She said she did so because their act of heroism wasn’t self-evident, explaining that Zanoli’s father was arrested for resisting the Nazis, marking the family as a target. “Despite all this they took a Jewish kid into their home, risking their own lives for two years to save him,” she said.
Zanoli’s mother became a maternal figure for Hameiri, Ben-Pazi said, and over the years her uncle kept in touch and visited the Zanoli family in Holland. Ben-Pazi said he was particularly close to Harry, Zanoli’s nephew, who was a baby during the war, and who lived with Hameiri in the years he was in hiding during. Over the years, Harry traveled to Israel a number of times and visited Hameiri, Ben-Pazi said.
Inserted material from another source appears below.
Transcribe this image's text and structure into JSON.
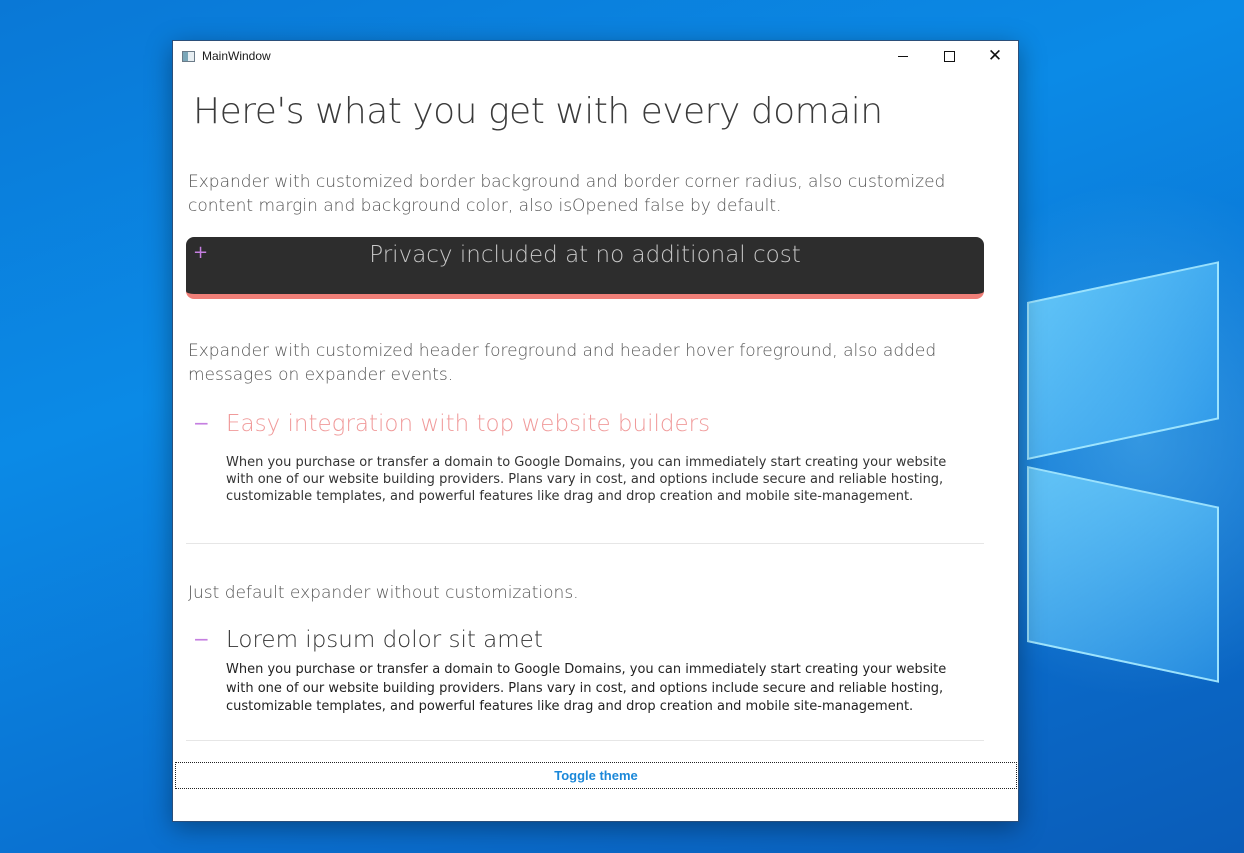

Hameiri worked for decades at the Israel Museum and, after the Six-Day War, at the Rockefeller Museum in East Jerusalem.
Ben-Pazi is a 61-year-old retired schoolteacher with five children, including one who fought as a reservist in Gaza during the recent conflict, as part of a combat unit that extricates wounded and fallen soldiers from the battlefield.
She said of Zanoli, “the people of Israel owe him a lot,” adding that while “war is a tragedy,” this is one that Israel fought because it had no choice.
Another relative thinking about contacting Zanoli is Jerusalem resident Hanna Horovitz, Hameiri’s 79-year-old cousin. Her mother, Hameiri’s aunt, survived the war after she immigrated alone to Palestine in the 1930s. The rest of the family stayed behind, and other than Hameiri, Horovitz believes that virtually all the rest were killed in Sobibor and Auschwitz.
In 1951, after Hameiri immigrated to Israel, he stayed with Horovitz’s family in Jerusalem. He was a quiet, withdrawn boy with a heart condition who was very intelligent and “never would have believed anyone would write about him,” Horovitz said.
Asked what she thinks about the deaths of Zanoli’s family members in Gaza and his decision to return the award, she said, “For 13 years we’ve been suffering from the shelling, and now they’re building all of these tunnels. You can’t judge us, how can you live under shelling all the time?”
She added that her cousin Hameiri “would have said that to him also. He would say he’s sorry too, but also tell him all of this that I’m saying.”
In a letter to the Israeli embassy in the Hague, which he submitted along with the medal and certificate, Zanoli wrote that keeping the medal would be “both an insult to the memory of my courageous mother who risked her life and that of her children fighting against suppression and for the preservation of human life as well as an insult to those in my family, four generations on, who lost no less than six of their relatives in Gaza at the hands of the State of Israel.”
He also took issue with aspects of Israel beyond his personal tragedy, saying that the “Zionist project” had practiced ethnic cleansing and suppression of Palestinians and had “from its beginning a racist element in it in aspiring to build a state exclusively for Jews.”
Contacted on Sunday, Yad Vashem said of Zanoli’s decision, “we are sorry for his loss, and regret his decision to return his mother’s medal. The survivor passed away as far as we know.”